Now the hormones may be masters of the biological universe but they are by no means the only agents or conditions that can affect hair growth and many of these can have a substantial, sometimes devastating effect.  We need to consider conditions that have both a negative effect, i.e. they must be present and correct to achieve normal hair growth and without them hair growth will be adversely affected. In the second group, the agents or situations that can positively affect hair growth, they can increase the growth response above what would normally be expected.  This is the second group, the “positive effect” group.

We will consider the first group, the “qualifying” group; they are necessary, but only to return to the genetic “norm”, but it is vital that they are in place and we will, of course, look then at the second group, the genetic “boosters”, the fireworks, the ones that can lift you, within reason, above the genetic norm.  It is important to understand their significance and the way in which they fit into the overall pattern of hair growth.

Do you have Hair Loss Problems, read our Hair Loss Help


One response to “COMBAT HAIR LOSS: How To Grow Your Hair Back (Part 4)”

  1. Hi there,

    I’ve been suffering with Alopecia Areata for the last 15 years approx. I started wearing a hair piece about 6 years ago as I couldn’t hide it anymore. I’m currently thinking about a hair transplant, but after seeing some of your photos in your gallery on AA I was intrigied!
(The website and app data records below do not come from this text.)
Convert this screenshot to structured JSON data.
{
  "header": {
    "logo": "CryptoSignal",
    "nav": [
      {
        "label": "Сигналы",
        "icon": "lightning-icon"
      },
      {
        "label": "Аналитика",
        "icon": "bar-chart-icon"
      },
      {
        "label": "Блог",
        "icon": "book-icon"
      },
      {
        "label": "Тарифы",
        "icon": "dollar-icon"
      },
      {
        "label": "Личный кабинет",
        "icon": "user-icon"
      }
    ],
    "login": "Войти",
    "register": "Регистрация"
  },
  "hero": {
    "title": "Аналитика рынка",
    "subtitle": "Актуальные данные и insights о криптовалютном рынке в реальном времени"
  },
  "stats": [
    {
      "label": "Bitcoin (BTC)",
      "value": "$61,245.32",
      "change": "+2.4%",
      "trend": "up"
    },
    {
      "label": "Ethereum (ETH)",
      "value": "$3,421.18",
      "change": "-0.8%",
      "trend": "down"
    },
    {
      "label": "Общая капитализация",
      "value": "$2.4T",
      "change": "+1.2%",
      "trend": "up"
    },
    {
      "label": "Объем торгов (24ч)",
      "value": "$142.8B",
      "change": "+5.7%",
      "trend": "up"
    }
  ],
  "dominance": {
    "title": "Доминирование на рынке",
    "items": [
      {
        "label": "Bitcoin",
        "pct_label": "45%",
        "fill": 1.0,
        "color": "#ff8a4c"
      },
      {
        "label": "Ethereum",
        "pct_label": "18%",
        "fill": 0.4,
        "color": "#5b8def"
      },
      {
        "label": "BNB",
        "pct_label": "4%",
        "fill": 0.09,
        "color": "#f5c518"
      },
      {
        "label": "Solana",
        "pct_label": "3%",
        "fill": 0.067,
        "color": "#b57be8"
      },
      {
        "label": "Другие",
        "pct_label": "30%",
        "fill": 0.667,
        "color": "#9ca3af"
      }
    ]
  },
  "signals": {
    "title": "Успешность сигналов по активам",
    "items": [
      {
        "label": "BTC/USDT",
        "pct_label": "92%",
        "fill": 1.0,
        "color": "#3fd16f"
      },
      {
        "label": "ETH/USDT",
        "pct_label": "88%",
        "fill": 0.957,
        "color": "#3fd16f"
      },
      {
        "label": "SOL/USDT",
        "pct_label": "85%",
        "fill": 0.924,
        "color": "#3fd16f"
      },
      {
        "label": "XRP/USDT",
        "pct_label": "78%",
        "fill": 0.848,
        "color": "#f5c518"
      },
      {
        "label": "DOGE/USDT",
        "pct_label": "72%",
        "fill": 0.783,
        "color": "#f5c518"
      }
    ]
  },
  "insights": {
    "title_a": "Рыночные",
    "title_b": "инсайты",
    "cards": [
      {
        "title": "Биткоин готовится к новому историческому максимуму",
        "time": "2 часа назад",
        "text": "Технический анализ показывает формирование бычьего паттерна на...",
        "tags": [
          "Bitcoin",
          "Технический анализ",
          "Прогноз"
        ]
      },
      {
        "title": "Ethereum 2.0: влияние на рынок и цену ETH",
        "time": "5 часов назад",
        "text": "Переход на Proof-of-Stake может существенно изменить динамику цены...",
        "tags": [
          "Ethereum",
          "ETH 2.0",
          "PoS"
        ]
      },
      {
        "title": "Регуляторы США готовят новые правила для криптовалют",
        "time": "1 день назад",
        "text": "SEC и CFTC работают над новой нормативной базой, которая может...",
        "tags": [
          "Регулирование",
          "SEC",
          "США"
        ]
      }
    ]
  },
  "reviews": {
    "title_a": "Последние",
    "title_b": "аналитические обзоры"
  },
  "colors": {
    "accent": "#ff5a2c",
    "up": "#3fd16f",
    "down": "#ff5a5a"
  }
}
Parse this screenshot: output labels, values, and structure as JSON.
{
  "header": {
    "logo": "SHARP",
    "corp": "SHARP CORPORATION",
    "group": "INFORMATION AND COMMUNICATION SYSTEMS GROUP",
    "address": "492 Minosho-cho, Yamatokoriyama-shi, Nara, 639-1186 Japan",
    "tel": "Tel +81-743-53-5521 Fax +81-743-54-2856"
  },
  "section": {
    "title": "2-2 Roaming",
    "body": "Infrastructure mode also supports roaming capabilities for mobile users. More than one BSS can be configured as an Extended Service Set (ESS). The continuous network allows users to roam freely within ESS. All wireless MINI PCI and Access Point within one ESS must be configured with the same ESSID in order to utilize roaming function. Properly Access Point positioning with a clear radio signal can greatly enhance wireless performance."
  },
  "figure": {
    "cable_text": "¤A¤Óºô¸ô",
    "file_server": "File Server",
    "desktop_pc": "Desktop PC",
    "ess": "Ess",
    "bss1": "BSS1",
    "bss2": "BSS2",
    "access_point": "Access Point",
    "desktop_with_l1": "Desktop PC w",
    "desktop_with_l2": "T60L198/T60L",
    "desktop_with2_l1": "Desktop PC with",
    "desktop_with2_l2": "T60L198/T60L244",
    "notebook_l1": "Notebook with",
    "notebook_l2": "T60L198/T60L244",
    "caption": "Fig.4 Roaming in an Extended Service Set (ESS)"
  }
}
Are these hair transplant patients or some other form of treatment?

    Many thanks